▸ Records to use:
-------------------------

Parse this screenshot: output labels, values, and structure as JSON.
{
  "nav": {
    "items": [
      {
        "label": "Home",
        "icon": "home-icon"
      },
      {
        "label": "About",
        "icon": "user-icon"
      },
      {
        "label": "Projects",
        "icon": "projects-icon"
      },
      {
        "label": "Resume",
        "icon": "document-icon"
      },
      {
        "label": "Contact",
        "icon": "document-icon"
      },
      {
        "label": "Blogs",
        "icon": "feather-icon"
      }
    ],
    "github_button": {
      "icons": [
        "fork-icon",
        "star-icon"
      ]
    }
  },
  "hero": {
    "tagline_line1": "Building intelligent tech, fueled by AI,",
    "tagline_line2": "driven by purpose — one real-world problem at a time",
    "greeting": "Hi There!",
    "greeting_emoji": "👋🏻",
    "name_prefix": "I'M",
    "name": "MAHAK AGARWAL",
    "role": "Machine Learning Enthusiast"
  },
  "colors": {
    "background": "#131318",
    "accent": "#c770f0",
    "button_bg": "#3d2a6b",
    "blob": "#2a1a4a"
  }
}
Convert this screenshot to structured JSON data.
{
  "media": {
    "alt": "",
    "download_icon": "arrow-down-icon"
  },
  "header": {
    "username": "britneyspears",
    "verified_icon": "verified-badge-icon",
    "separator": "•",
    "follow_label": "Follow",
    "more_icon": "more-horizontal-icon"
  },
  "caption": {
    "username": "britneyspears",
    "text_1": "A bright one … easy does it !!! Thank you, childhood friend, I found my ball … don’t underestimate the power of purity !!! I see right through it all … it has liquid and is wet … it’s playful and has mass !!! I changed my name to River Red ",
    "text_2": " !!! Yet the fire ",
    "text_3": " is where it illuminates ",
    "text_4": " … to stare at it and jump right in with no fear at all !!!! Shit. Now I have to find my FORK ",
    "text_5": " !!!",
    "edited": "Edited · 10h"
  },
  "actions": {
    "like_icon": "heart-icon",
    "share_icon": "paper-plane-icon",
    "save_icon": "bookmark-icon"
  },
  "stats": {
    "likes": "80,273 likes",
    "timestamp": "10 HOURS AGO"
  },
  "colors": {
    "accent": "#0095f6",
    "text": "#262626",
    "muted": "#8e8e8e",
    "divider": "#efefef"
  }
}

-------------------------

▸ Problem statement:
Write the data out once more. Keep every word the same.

▸ Solution:
Parse this screenshot: output labels, values, and structure as JSON.
{
  "nav": {
    "items": [
      {
        "label": "Home",
        "icon": "home-icon"
      },
      {
        "label": "About",
        "icon": "user-icon"
      },
      {
        "label": "Projects",
        "icon": "projects-icon"
      },
      {
        "label": "Resume",
        "icon": "document-icon"
      },
      {
        "label": "Contact",
        "icon": "document-icon"
      },
      {
        "label": "Blogs",
        "icon": "feather-icon"
      }
    ],
    "github_button": {
      "icons": [
        "fork-icon",
        "star-icon"
      ]
    }
  },
  "hero": {
    "tagline_line1": "Building intelligent tech, fueled by AI,",
    "tagline_line2": "driven by purpose — one real-world problem at a time",
    "greeting": "Hi There!",
    "greeting_emoji": "👋🏻",
    "name_prefix": "I'M",
    "name": "MAHAK AGARWAL",
    "role": "Machine Learning Enthusiast"
  },
  "colors": {
    "background": "#131318",
    "accent": "#c770f0",
    "button_bg": "#3d2a6b",
    "blob": "#2a1a4a"
  }
}
Convert this screenshot to structured JSON data.
{
  "media": {
    "alt": "",
    "download_icon": "arrow-down-icon"
  },
  "header": {
    "username": "britneyspears",
    "verified_icon": "verified-badge-icon",
    "separator": "•",
    "follow_label": "Follow",
    "more_icon": "more-horizontal-icon"
  },
  "caption": {
    "username": "britneyspears",
    "text_1": "A bright one … easy does it !!! Thank you, childhood friend, I found my ball … don’t underestimate the power of purity !!! I see right through it all … it has liquid and is wet … it’s playful and has mass !!! I changed my name to River Red ",
    "text_2": " !!! Yet the fire ",
    "text_3": " is where it illuminates ",
    "text_4": " … to stare at it and jump right in with no fear at all !!!! Shit. Now I have to find my FORK ",
    "text_5": " !!!",
    "edited": "Edited · 10h"
  },
  "actions": {
    "like_icon": "heart-icon",
    "share_icon": "paper-plane-icon",
    "save_icon": "bookmark-icon"
  },
  "stats": {
    "likes": "80,273 likes",
    "timestamp": "10 HOURS AGO"
  },
  "colors": {
    "accent": "#0095f6",
    "text": "#262626",
    "muted": "#8e8e8e",
    "divider": "#efefef"
  }
}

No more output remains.